*What you will do:* Reproduce all of the records word for word, omitting the pictures.

Collected data

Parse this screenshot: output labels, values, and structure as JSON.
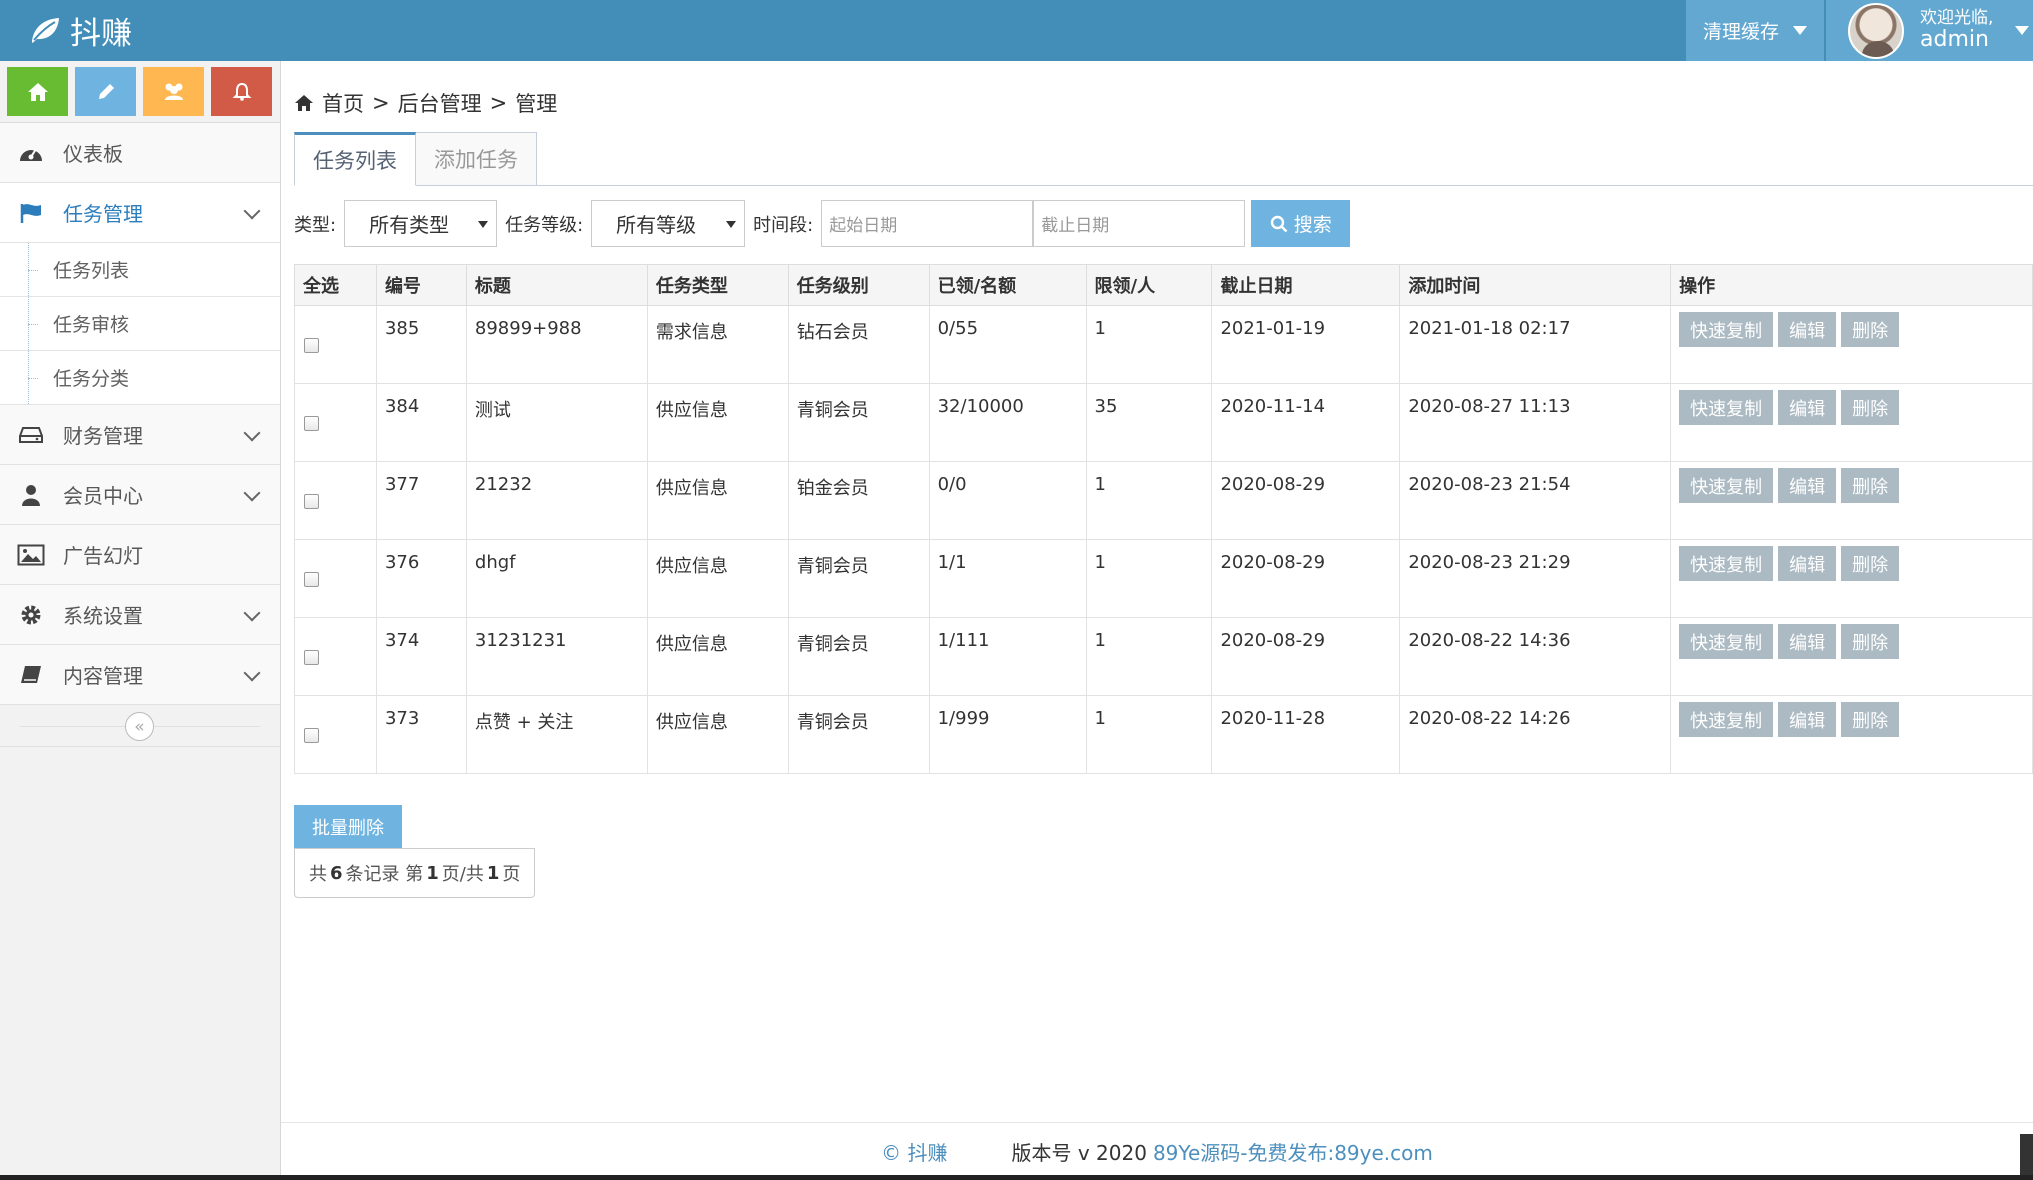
{
  "app": {
    "title": "抖赚"
  },
  "header": {
    "cache_label": "清理缓存",
    "welcome": "欢迎光临,",
    "username": "admin"
  },
  "sidebar": {
    "shortcuts": [
      {
        "icon": "home-icon",
        "color": "#68bc31"
      },
      {
        "icon": "pencil-icon",
        "color": "#6fb3e0"
      },
      {
        "icon": "users-icon",
        "color": "#ffb752"
      },
      {
        "icon": "bell-icon",
        "color": "#d15b47"
      }
    ],
    "items": [
      {
        "label": "仪表板",
        "icon": "dashboard-icon"
      },
      {
        "label": "任务管理",
        "icon": "flag-icon",
        "active": true,
        "children": [
          "任务列表",
          "任务审核",
          "任务分类"
        ]
      },
      {
        "label": "财务管理",
        "icon": "drive-icon"
      },
      {
        "label": "会员中心",
        "icon": "user-icon"
      },
      {
        "label": "广告幻灯",
        "icon": "picture-icon"
      },
      {
        "label": "系统设置",
        "icon": "cog-icon"
      },
      {
        "label": "内容管理",
        "icon": "book-icon"
      }
    ],
    "collapse_glyph": "«"
  },
  "breadcrumb": {
    "home": "首页",
    "sep1": ">",
    "section": "后台管理",
    "sep2": ">",
    "page": "管理"
  },
  "tabs": [
    "任务列表",
    "添加任务"
  ],
  "filters": {
    "type_label": "类型:",
    "type_value": "所有类型",
    "level_label": "任务等级:",
    "level_value": "所有等级",
    "time_label": "时间段:",
    "start_placeholder": "起始日期",
    "end_placeholder": "截止日期",
    "search_label": "搜索"
  },
  "table": {
    "headers": [
      "全选",
      "编号",
      "标题",
      "任务类型",
      "任务级别",
      "已领/名额",
      "限领/人",
      "截止日期",
      "添加时间",
      "操作"
    ],
    "actions": [
      "快速复制",
      "编辑",
      "删除"
    ],
    "rows": [
      [
        "385",
        "89899+988",
        "需求信息",
        "钻石会员",
        "0/55",
        "1",
        "2021-01-19",
        "2021-01-18 02:17"
      ],
      [
        "384",
        "测试",
        "供应信息",
        "青铜会员",
        "32/10000",
        "35",
        "2020-11-14",
        "2020-08-27 11:13"
      ],
      [
        "377",
        "21232",
        "供应信息",
        "铂金会员",
        "0/0",
        "1",
        "2020-08-29",
        "2020-08-23 21:54"
      ],
      [
        "376",
        "dhgf",
        "供应信息",
        "青铜会员",
        "1/1",
        "1",
        "2020-08-29",
        "2020-08-23 21:29"
      ],
      [
        "374",
        "31231231",
        "供应信息",
        "青铜会员",
        "1/111",
        "1",
        "2020-08-29",
        "2020-08-22 14:36"
      ],
      [
        "373",
        "点赞 + 关注",
        "供应信息",
        "青铜会员",
        "1/999",
        "1",
        "2020-11-28",
        "2020-08-22 14:26"
      ]
    ]
  },
  "batch_delete": "批量删除",
  "pager": {
    "t1": "共",
    "total": "6",
    "t2": "条记录 第",
    "page": "1",
    "t3": "页/共",
    "pages": "1",
    "t4": "页"
  },
  "footer": {
    "brand": "© 抖赚",
    "version": "版本号 v 2020",
    "link": "89Ye源码-免费发布:89ye.com"
  }
}
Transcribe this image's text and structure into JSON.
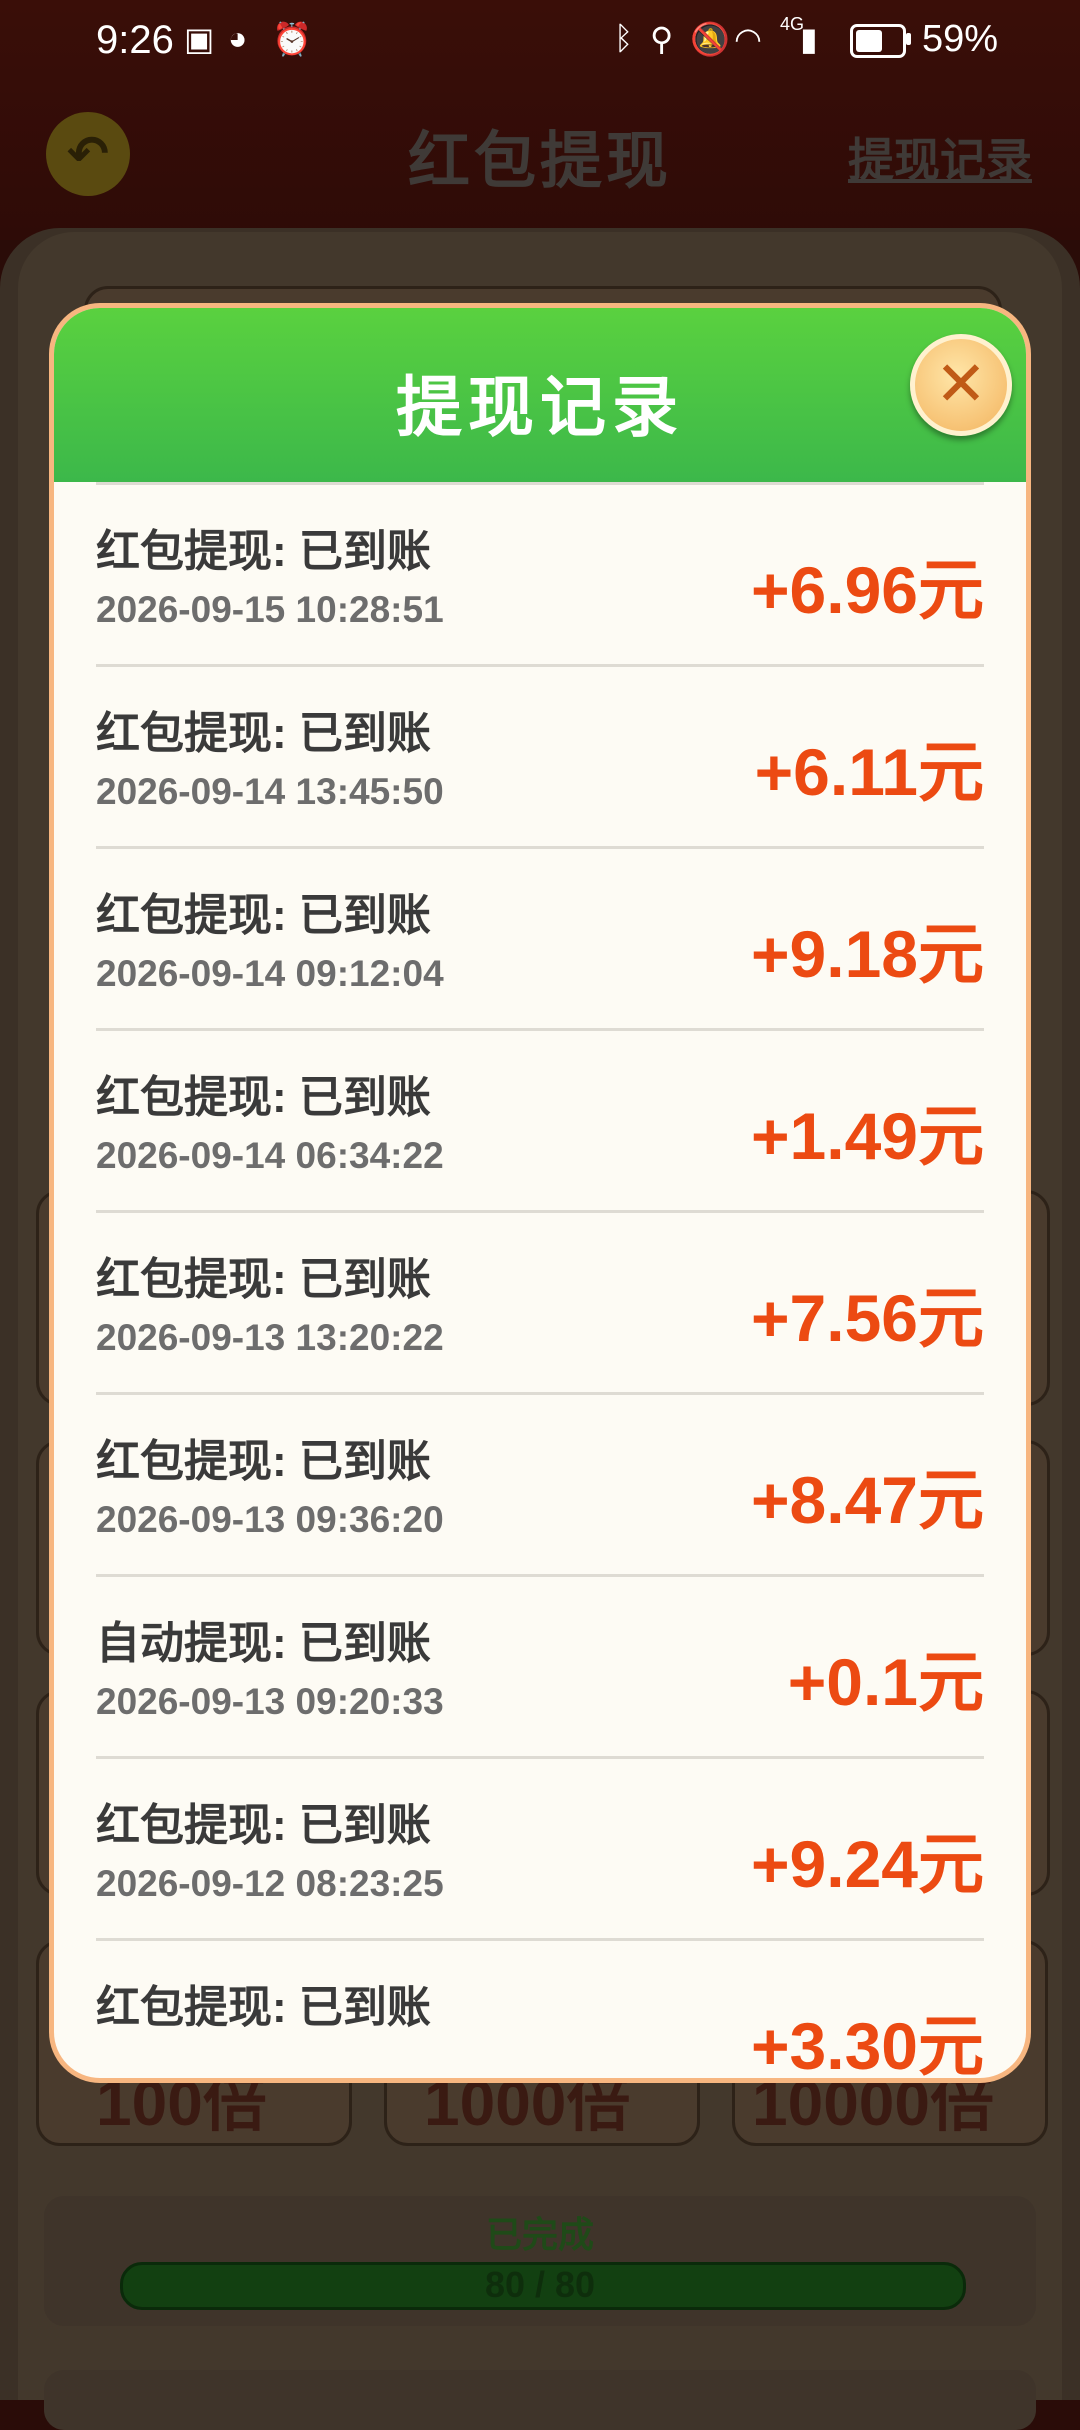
{
  "status_bar": {
    "time": "9:26",
    "battery": "59%",
    "battery_level": 0.59,
    "network": "4G"
  },
  "background": {
    "title": "红包提现",
    "record_link": "提现记录",
    "multipliers": [
      "100倍",
      "1000倍",
      "10000倍"
    ],
    "done_label": "已完成",
    "progress_text": "80 / 80",
    "progress": 1.0
  },
  "modal": {
    "title": "提现记录",
    "records": [
      {
        "label": "红包提现: 已到账",
        "time": "2026-09-15 10:28:51",
        "amount": "+6.96元"
      },
      {
        "label": "红包提现: 已到账",
        "time": "2026-09-14 13:45:50",
        "amount": "+6.11元"
      },
      {
        "label": "红包提现: 已到账",
        "time": "2026-09-14 09:12:04",
        "amount": "+9.18元"
      },
      {
        "label": "红包提现: 已到账",
        "time": "2026-09-14 06:34:22",
        "amount": "+1.49元"
      },
      {
        "label": "红包提现: 已到账",
        "time": "2026-09-13 13:20:22",
        "amount": "+7.56元"
      },
      {
        "label": "红包提现: 已到账",
        "time": "2026-09-13 09:36:20",
        "amount": "+8.47元"
      },
      {
        "label": "自动提现: 已到账",
        "time": "2026-09-13 09:20:33",
        "amount": "+0.1元"
      },
      {
        "label": "红包提现: 已到账",
        "time": "2026-09-12 08:23:25",
        "amount": "+9.24元"
      },
      {
        "label": "红包提现: 已到账",
        "time": "",
        "amount": "+3.30元"
      }
    ]
  },
  "colors": {
    "header_green": "#4cc946",
    "amount_orange": "#ec4a12",
    "close_button": "#f3b35e"
  }
}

*Exercise solution:*
Parse this screenshot: output labels, values, and structure as JSON.
{
  "app": {
    "title": "抖赚"
  },
  "header": {
    "cache_label": "清理缓存",
    "welcome": "欢迎光临,",
    "username": "admin"
  },
  "sidebar": {
    "shortcuts": [
      {
        "icon": "home-icon",
        "color": "#68bc31"
      },
      {
        "icon": "pencil-icon",
        "color": "#6fb3e0"
      },
      {
        "icon": "users-icon",
        "color": "#ffb752"
      },
      {
        "icon": "bell-icon",
        "color": "#d15b47"
      }
    ],
    "items": [
      {
        "label": "仪表板",
        "icon": "dashboard-icon"
      },
      {
        "label": "任务管理",
        "icon": "flag-icon",
        "active": true,
        "children": [
          "任务列表",
          "任务审核",
          "任务分类"
        ]
      },
      {
        "label": "财务管理",
        "icon": "drive-icon"
      },
      {
        "label": "会员中心",
        "icon": "user-icon"
      },
      {
        "label": "广告幻灯",
        "icon": "picture-icon"
      },
      {
        "label": "系统设置",
        "icon": "cog-icon"
      },
      {
        "label": "内容管理",
        "icon": "book-icon"
      }
    ],
    "collapse_glyph": "«"
  },
  "breadcrumb": {
    "home": "首页",
    "sep1": ">",
    "section": "后台管理",
    "sep2": ">",
    "page": "管理"
  },
  "tabs": [
    "任务列表",
    "添加任务"
  ],
  "filters": {
    "type_label": "类型:",
    "type_value": "所有类型",
    "level_label": "任务等级:",
    "level_value": "所有等级",
    "time_label": "时间段:",
    "start_placeholder": "起始日期",
    "end_placeholder": "截止日期",
    "search_label": "搜索"
  },
  "table": {
    "headers": [
      "全选",
      "编号",
      "标题",
      "任务类型",
      "任务级别",
      "已领/名额",
      "限领/人",
      "截止日期",
      "添加时间",
      "操作"
    ],
    "actions": [
      "快速复制",
      "编辑",
      "删除"
    ],
    "rows": [
      [
        "385",
        "89899+988",
        "需求信息",
        "钻石会员",
        "0/55",
        "1",
        "2021-01-19",
        "2021-01-18 02:17"
      ],
      [
        "384",
        "测试",
        "供应信息",
        "青铜会员",
        "32/10000",
        "35",
        "2020-11-14",
        "2020-08-27 11:13"
      ],
      [
        "377",
        "21232",
        "供应信息",
        "铂金会员",
        "0/0",
        "1",
        "2020-08-29",
        "2020-08-23 21:54"
      ],
      [
        "376",
        "dhgf",
        "供应信息",
        "青铜会员",
        "1/1",
        "1",
        "2020-08-29",
        "2020-08-23 21:29"
      ],
      [
        "374",
        "31231231",
        "供应信息",
        "青铜会员",
        "1/111",
        "1",
        "2020-08-29",
        "2020-08-22 14:36"
      ],
      [
        "373",
        "点赞 + 关注",
        "供应信息",
        "青铜会员",
        "1/999",
        "1",
        "2020-11-28",
        "2020-08-22 14:26"
      ]
    ]
  },
  "batch_delete": "批量删除",
  "pager": {
    "t1": "共",
    "total": "6",
    "t2": "条记录 第",
    "page": "1",
    "t3": "页/共",
    "pages": "1",
    "t4": "页"
  },
  "footer": {
    "brand": "© 抖赚",
    "version": "版本号 v 2020",
    "link": "89Ye源码-免费发布:89ye.com"
  }
}
Transcribe this image's text and structure into JSON.
{
  "status_bar": {
    "time": "9:26",
    "battery": "59%",
    "battery_level": 0.59,
    "network": "4G"
  },
  "background": {
    "title": "红包提现",
    "record_link": "提现记录",
    "multipliers": [
      "100倍",
      "1000倍",
      "10000倍"
    ],
    "done_label": "已完成",
    "progress_text": "80 / 80",
    "progress": 1.0
  },
  "modal": {
    "title": "提现记录",
    "records": [
      {
        "label": "红包提现: 已到账",
        "time": "2026-09-15 10:28:51",
        "amount": "+6.96元"
      },
      {
        "label": "红包提现: 已到账",
        "time": "2026-09-14 13:45:50",
        "amount": "+6.11元"
      },
      {
        "label": "红包提现: 已到账",
        "time": "2026-09-14 09:12:04",
        "amount": "+9.18元"
      },
      {
        "label": "红包提现: 已到账",
        "time": "2026-09-14 06:34:22",
        "amount": "+1.49元"
      },
      {
        "label": "红包提现: 已到账",
        "time": "2026-09-13 13:20:22",
        "amount": "+7.56元"
      },
      {
        "label": "红包提现: 已到账",
        "time": "2026-09-13 09:36:20",
        "amount": "+8.47元"
      },
      {
        "label": "自动提现: 已到账",
        "time": "2026-09-13 09:20:33",
        "amount": "+0.1元"
      },
      {
        "label": "红包提现: 已到账",
        "time": "2026-09-12 08:23:25",
        "amount": "+9.24元"
      },
      {
        "label": "红包提现: 已到账",
        "time": "",
        "amount": "+3.30元"
      }
    ]
  },
  "colors": {
    "header_green": "#4cc946",
    "amount_orange": "#ec4a12",
    "close_button": "#f3b35e"
  }
}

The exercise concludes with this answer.